Big performances from three stars, second-half surge lead Badgers past Wolverines

MADISON, Wis. - Now that Wisconsin running backs John Clay, Montee Ball and James White have played their last football game of the year, it's time for Badger fans to turn their attention to a different three-headed monster.

Jordan Taylor, Jon Leuer and Keaton Nankivil may not be the most effective between the tackles, but their abilities on the basketball court helped lead Wisconsin (12-3, 2-1 Big Ten) to its 12th consecutive win at home, 66-50 over Michigan (11-4, 1-2) Wednesday night.

The three starters combined to score 50 points, which is what the entire Wolverines roster managed against the Badgers' stingy defense. Taylor, Leuer and Nankivil each scored in double figures, and the trio combined to make seven of Wisconsin's 12 assists and pull down 20 of the team's 29 rebounds.

Despite accounting for the vast majority of Wisconsin's production, head coach Bo Ryan refused to use the term "supporting cast" to refer to the rest of his squad.

"We have a team and all the individuals on that team are all the same," Ryan said. "They're all trying to contribute, so I don't put them in that classification. There are so many things over the course of a game that you have to be cognisant of that involve all five players at the same time. I always think they're contributing but it may not be in ways that other people recognize."

Taylor has grown especially comfortable in his role as the Badgers' floor leader in the early part of Big Ten play. He again scored 20 points, 17 of which came after halftime, helping Wisconsin turn a small deficit into a comfortable lead.

With the Badgers trailing 30-26 early in the second half, Taylor scored nine points, all on 3-pointers, as Wisconsin used a 16-3 run to take a double-digit lead.

When the Wolverines had to foul down the stretch, Taylor calmly drained free throws, converting on 7 of 8 opportunities at the line.

Did Ryan say something to his point guard at halftime to try to energize him?

I know some guys that would jump on that and say, 'yeah, I told him, and I told him, and I told him,'" Ryan said. "No. We talked about certain things. Jordan knows. Jordan's one of the smartest guys around."

It is scary to think of where the Badgers would have been at halftime without the services of Leuer. The senior forward scored 11 of his 17 points in the opening period, and they were 11 of the team's first 12 points of the game. No other Badger hit a field goal until the recently demoted Mike Bruesewitz made a jumper with 7:35 left in the half.

The team looked sluggish as the game began and twice faced six-point deficits in the first 20 minutes. Without Leuer, the Badgers would have fallen much further behind.
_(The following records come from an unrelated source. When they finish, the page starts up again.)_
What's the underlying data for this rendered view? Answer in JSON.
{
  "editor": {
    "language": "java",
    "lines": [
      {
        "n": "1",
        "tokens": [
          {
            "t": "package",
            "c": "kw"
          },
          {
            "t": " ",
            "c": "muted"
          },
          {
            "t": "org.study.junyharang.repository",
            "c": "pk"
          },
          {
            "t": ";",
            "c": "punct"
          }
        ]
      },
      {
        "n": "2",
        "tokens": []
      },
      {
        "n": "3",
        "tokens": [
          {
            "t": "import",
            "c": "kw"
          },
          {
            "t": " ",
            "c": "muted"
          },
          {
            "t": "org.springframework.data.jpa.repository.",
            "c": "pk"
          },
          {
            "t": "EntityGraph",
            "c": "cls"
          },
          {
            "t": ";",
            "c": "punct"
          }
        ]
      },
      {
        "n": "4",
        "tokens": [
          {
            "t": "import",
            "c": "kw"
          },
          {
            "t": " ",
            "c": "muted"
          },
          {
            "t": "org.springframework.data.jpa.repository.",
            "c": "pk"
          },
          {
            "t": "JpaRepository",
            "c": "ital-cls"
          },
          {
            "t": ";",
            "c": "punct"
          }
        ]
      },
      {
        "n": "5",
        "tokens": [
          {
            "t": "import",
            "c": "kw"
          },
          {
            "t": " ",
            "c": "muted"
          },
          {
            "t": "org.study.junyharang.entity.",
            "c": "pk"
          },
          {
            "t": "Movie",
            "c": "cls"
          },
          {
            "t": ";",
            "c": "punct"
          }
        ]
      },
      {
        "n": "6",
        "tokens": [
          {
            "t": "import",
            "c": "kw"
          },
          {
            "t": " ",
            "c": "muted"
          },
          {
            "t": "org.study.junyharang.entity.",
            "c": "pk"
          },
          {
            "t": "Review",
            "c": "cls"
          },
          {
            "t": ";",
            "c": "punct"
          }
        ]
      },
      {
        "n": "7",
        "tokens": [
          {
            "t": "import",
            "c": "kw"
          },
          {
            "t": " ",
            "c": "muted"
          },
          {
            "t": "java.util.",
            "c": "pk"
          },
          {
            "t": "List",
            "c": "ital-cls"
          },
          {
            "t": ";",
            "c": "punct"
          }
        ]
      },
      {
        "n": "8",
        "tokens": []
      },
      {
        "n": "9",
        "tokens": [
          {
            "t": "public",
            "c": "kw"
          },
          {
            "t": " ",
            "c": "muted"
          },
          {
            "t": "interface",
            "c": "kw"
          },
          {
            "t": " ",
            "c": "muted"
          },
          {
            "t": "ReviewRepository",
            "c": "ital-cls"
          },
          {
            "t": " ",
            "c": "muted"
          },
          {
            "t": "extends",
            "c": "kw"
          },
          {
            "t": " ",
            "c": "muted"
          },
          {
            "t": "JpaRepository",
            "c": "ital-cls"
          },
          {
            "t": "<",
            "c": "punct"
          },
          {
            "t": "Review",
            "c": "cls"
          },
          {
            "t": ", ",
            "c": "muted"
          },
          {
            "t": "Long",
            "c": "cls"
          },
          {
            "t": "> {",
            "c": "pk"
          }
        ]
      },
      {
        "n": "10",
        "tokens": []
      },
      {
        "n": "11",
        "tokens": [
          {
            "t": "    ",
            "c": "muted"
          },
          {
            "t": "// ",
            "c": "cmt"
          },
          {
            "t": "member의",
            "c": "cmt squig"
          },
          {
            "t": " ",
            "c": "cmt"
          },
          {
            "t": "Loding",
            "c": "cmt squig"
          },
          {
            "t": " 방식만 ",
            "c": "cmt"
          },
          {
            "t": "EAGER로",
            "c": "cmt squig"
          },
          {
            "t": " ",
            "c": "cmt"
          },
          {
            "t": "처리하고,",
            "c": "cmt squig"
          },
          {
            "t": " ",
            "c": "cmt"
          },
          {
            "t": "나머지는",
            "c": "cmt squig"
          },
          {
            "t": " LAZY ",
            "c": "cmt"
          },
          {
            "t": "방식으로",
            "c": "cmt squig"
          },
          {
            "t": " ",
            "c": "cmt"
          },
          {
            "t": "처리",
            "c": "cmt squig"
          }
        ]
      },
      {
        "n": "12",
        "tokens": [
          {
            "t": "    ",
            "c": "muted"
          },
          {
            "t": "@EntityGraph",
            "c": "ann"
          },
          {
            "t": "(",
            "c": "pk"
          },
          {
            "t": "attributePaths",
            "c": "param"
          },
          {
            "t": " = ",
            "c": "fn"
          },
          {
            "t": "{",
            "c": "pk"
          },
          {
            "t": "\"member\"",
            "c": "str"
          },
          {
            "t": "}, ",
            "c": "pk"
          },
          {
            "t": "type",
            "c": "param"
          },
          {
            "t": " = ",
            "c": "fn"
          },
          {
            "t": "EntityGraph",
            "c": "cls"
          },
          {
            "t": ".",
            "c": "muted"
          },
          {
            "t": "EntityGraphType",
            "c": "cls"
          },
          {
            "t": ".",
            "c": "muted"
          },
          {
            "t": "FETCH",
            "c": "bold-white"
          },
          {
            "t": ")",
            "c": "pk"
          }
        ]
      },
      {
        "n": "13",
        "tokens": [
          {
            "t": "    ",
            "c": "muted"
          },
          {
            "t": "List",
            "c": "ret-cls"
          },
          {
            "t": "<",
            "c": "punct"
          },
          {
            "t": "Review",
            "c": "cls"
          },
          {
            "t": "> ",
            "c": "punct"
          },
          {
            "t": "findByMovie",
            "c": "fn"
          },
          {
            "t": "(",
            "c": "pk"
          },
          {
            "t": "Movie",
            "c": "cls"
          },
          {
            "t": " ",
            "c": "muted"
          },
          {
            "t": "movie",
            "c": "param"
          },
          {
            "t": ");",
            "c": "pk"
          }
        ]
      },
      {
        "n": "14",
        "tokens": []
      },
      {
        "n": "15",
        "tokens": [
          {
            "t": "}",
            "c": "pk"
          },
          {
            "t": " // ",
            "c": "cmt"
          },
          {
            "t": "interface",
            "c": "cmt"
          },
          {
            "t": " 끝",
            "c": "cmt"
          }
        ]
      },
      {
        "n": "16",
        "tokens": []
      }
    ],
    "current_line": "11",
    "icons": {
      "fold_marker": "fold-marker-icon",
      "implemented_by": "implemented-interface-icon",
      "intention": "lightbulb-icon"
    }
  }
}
Instead, Michigan led by just two at the break.

Keaton Nankivil has emerged as a legitimate third option for the Badgers in recent games, and he continued his efficient shooting against the Wolverines, scoring 13 points and sinking 3-of-5 3s.

Nankivil is averaging 8.4 points per game this season, but that mark increases to 11.7 in Big Ten games. His teammates have taken notice.

"It helps us out a lot," Leuer said. "Anytime we can get that type of production that Keaton's been giving us the last few weeks, it's huge. It frees a lot of stuff up for us and we're able to get into a rhythm offensively."

Nankivil will need to continue to knock down open looks, display aggressiveness offensively and score in double figures to complement Taylor and Leuer.

The play of the "Big Three" is even more important as Ryan continues to tinker with the fourth and fifth spots in his starting lineup. Freshman Josh Gasser and sophomore Mike Bruesewitz sat in favor of junior Rob Wilson and senior Tim Jarmusz. Ryan didn't say whether the change would be permanent, but it's clear he is looking for more offense from those positions.

The early returns on the switch were discouraging. Jarmusz made two free throws in 35 minutes, while Wilson picked up two quick fouls and got the hook early, finishing with no points in just 11 minutes.

With the back end of the Badgers' rotation in flux, the steady play of Taylor, Leuer and Nankivil is necessary to keep this team afloat. Upcoming games at Michigan State and against pesky Illinois should give us a better idea of how far this team can go in a tough conference.